How to Paint a Clawfoot Tub
Have an original clawfoot bathtub in your old house bathroom? Brighten up your bath and create a sunny vintage bath look by painting your clawfoot tub a tranquil pastel color.
The wear and tear of a 100 year old clawfoot bathtub can be unmistakable; the heat of the water is in itself very trying to any paint or enamel, especially when, as often happens, the water is allowed to enter the bath in a near boiling state. Obviously, the hotter the water the greater is the wear and tear on the surface, whether the bathtub is of the highest quality or is of a cheaper make. But apart from the heat of the water, the soap and grease which abounds in the bathroom is in itself a means of destruction to the paint.
The best plan in refinishing an old tub would be to have it taken out and sent to a tub refinishing company, who sandblast the bathtub and paint it in a special manner and with a special paint. The trouble and expense, however, of removing a cast iron tub is considerable, therefore, many prefer to paint their period fixture. An easier way to give your vintage bath a new look is to paint only the outside of the tub.
The first step in refinishing a clawfoot tub is to thoroughly clean the surface of the tub, and this, as in all operations of repainting, is very important. At the risk of being tedious, the necessity of getting every portion of the surface absolutely clean before the paint is applied must be emphasized, and in this case it must be absolutely dry. Sometimes the faucets of the bathtub leak a little; if so, this must be repaired before the repainting is commenced, otherwise the job will need to be redone.
The best way of cleaning a clawfoot bathtub is to first thoroughly scrub with soap and water, using hot water and plenty of elbow grease; any ordinary strong soap answers the purpose. Next, rinse freely with cold water with a sponge or cloth. When dry, you are ready for the first coat of paint.
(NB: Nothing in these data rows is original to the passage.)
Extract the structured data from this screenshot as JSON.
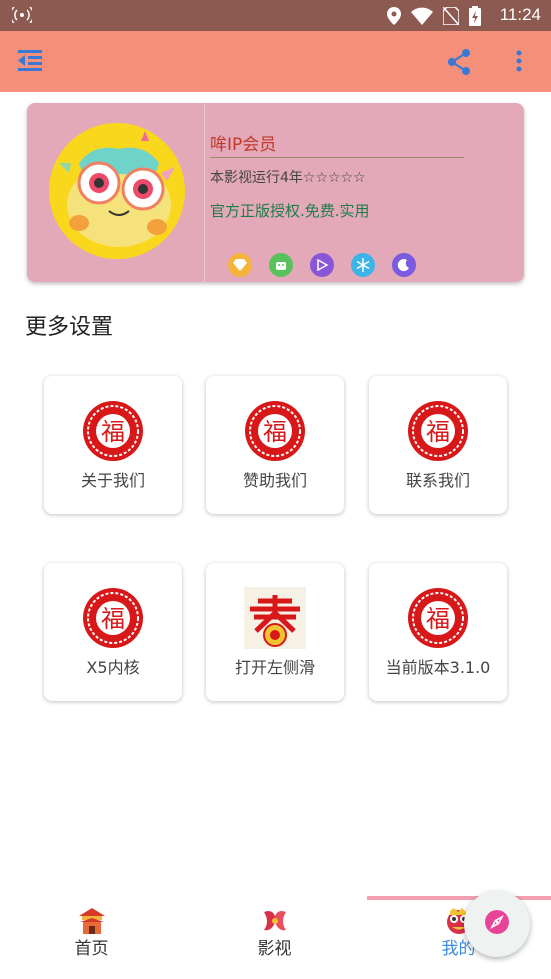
{
  "status_bar": {
    "time": "11:24"
  },
  "app_bar": {
    "menu_icon": "menu-collapse-icon",
    "share_icon": "share-icon",
    "more_icon": "more-vertical-icon"
  },
  "profile": {
    "member_title": "哞IP会员",
    "run_text": "本影视运行4年☆☆☆☆☆",
    "official_text": "官方正版授权.免费.实用",
    "badges": [
      {
        "name": "diamond-badge",
        "color": "#f4b43c"
      },
      {
        "name": "android-badge",
        "color": "#57c25a"
      },
      {
        "name": "play-badge",
        "color": "#8a56d8"
      },
      {
        "name": "snowflake-badge",
        "color": "#3cb4e8"
      },
      {
        "name": "moon-badge",
        "color": "#7b5be0"
      }
    ]
  },
  "section": {
    "title": "更多设置"
  },
  "tiles": [
    {
      "label": "关于我们",
      "icon": "fu-icon"
    },
    {
      "label": "赞助我们",
      "icon": "fu-icon"
    },
    {
      "label": "联系我们",
      "icon": "fu-icon"
    },
    {
      "label": "X5内核",
      "icon": "fu-icon"
    },
    {
      "label": "打开左侧滑",
      "icon": "chun-icon"
    },
    {
      "label": "当前版本3.1.0",
      "icon": "fu-icon"
    }
  ],
  "bottom_nav": {
    "items": [
      {
        "label": "首页",
        "icon": "palace-icon"
      },
      {
        "label": "影视",
        "icon": "fish-icon"
      },
      {
        "label": "我的",
        "icon": "lion-dance-icon"
      }
    ],
    "active_index": 2
  },
  "fab": {
    "icon": "compass-icon"
  },
  "colors": {
    "status_bar": "#8c5a50",
    "app_bar": "#f4907a",
    "card": "#e3a9b9",
    "active_tab": "#3b8de0"
  }
}
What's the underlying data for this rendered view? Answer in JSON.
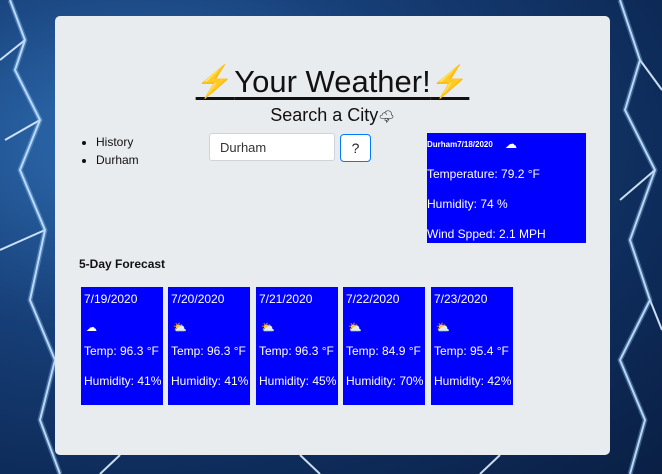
{
  "header": {
    "bolt": "⚡",
    "title": "Your Weather!",
    "subtitle": "Search a City",
    "subtitle_icon": "🌩"
  },
  "history": [
    "History",
    "Durham"
  ],
  "search": {
    "value": "Durham",
    "button_icon": "?"
  },
  "current": {
    "city_date": "Durham7/18/2020",
    "icon": "cloud-icon",
    "temperature": "Temperature: 79.2 °F",
    "humidity": "Humidity: 74 %",
    "wind": "Wind Spped: 2.1 MPH"
  },
  "forecast_title": "5-Day Forecast",
  "forecast": [
    {
      "date": "7/19/2020",
      "icon": "cloud-icon",
      "temp": "Temp: 96.3 °F",
      "humidity": "Humidity: 41%"
    },
    {
      "date": "7/20/2020",
      "icon": "sun-cloud-icon",
      "temp": "Temp: 96.3 °F",
      "humidity": "Humidity: 41%"
    },
    {
      "date": "7/21/2020",
      "icon": "sun-cloud-icon",
      "temp": "Temp: 96.3 °F",
      "humidity": "Humidity: 45%"
    },
    {
      "date": "7/22/2020",
      "icon": "sun-cloud-icon",
      "temp": "Temp: 84.9 °F",
      "humidity": "Humidity: 70%"
    },
    {
      "date": "7/23/2020",
      "icon": "sun-cloud-icon",
      "temp": "Temp: 95.4 °F",
      "humidity": "Humidity: 42%"
    }
  ],
  "colors": {
    "card_bg": "#e9ecef",
    "panel_blue": "#0000ff",
    "button_border": "#007bff"
  }
}
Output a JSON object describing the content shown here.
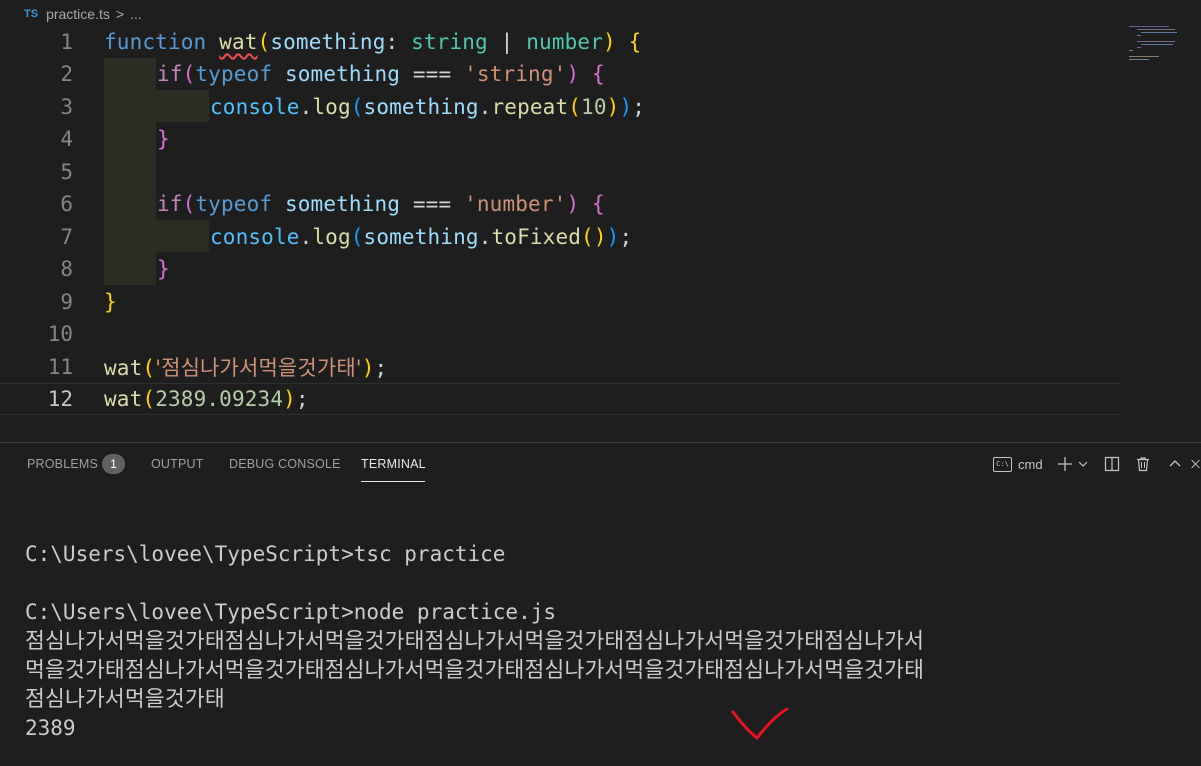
{
  "breadcrumb": {
    "file_icon": "TS",
    "file_name": "practice.ts",
    "separator": ">",
    "ellipsis": "..."
  },
  "editor": {
    "current_line": "12",
    "lines": [
      {
        "num": "1"
      },
      {
        "num": "2"
      },
      {
        "num": "3"
      },
      {
        "num": "4"
      },
      {
        "num": "5"
      },
      {
        "num": "6"
      },
      {
        "num": "7"
      },
      {
        "num": "8"
      },
      {
        "num": "9"
      },
      {
        "num": "10"
      },
      {
        "num": "11"
      },
      {
        "num": "12"
      }
    ],
    "tokens": {
      "function": "function",
      "wat": "wat",
      "something": "something",
      "colon": ":",
      "string_type": "string",
      "pipe": "|",
      "number_type": "number",
      "if": "if",
      "typeof": "typeof",
      "eqeqeq": "===",
      "str_string": "'string'",
      "str_number": "'number'",
      "console": "console",
      "log": "log",
      "repeat": "repeat",
      "ten": "10",
      "toFixed": "toFixed",
      "korean_str": "'점심나가서먹을것가태'",
      "float_num": "2389.09234",
      "dot": ".",
      "semi": ";",
      "lparen": "(",
      "rparen": ")",
      "lbrace": "{",
      "rbrace": "}"
    }
  },
  "panel": {
    "tabs": [
      {
        "label": "PROBLEMS",
        "badge": "1"
      },
      {
        "label": "OUTPUT"
      },
      {
        "label": "DEBUG CONSOLE"
      },
      {
        "label": "TERMINAL",
        "active": true
      }
    ],
    "terminal_profile": "cmd",
    "terminal_profile_icon": "C:\\",
    "controls": [
      "plus-icon",
      "chevron-down-icon",
      "split-icon",
      "trash-icon",
      "chevron-up-icon",
      "close-icon"
    ]
  },
  "terminal": {
    "lines": [
      "C:\\Users\\lovee\\TypeScript>tsc practice",
      "",
      "C:\\Users\\lovee\\TypeScript>node practice.js"
    ],
    "output_lines": [
      "점심나가서먹을것가태점심나가서먹을것가태점심나가서먹을것가태점심나가서먹을것가태점심나가서",
      "먹을것가태점심나가서먹을것가태점심나가서먹을것가태점심나가서먹을것가태점심나가서먹을것가태",
      "점심나가서먹을것가태"
    ],
    "result": "2389"
  },
  "colors": {
    "background": "#1e1e1e",
    "keyword": "#569cd6",
    "control": "#c586c0",
    "function": "#dcdcaa",
    "parameter": "#9cdcfe",
    "type": "#4ec9b0",
    "string": "#ce9178",
    "number": "#b5cea8",
    "annotation_mark": "#e81123"
  }
}
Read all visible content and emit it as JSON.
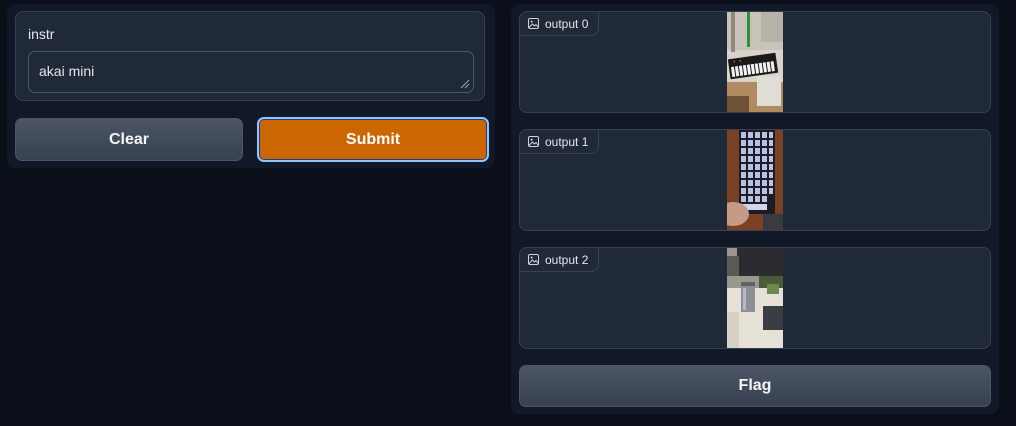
{
  "input": {
    "label": "instr",
    "value": "akai mini"
  },
  "buttons": {
    "clear": "Clear",
    "submit": "Submit",
    "flag": "Flag"
  },
  "outputs": [
    {
      "label": "output 0",
      "icon": "image-icon"
    },
    {
      "label": "output 1",
      "icon": "image-icon"
    },
    {
      "label": "output 2",
      "icon": "image-icon"
    }
  ],
  "colors": {
    "background": "#0b0f19",
    "panel": "#111827",
    "submit": "#cc6600",
    "secondary_button": "#4b5563"
  }
}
An ordinary paint brush will be used in refinishing a clawfoot tub and care must be taken not to miss any areas, and not to apply the primer too thick. A very thin even coat is necessary. Adhere to the drying time recommendations of the paint manufacturer before applying the top coat of paint, and again before applying the third coat. If the paint shows any signs of roughness it may be lightly rubbed over with very fine sandpaper between coats. As a rule three coats will be ample and two will usually suffice. If the paint is properly mixed and properly applied there will be no difficulty in determining when the surface has received a sufficient number of coats; that point will be reached when the clawfoot bathtub is quite uniform in appearance.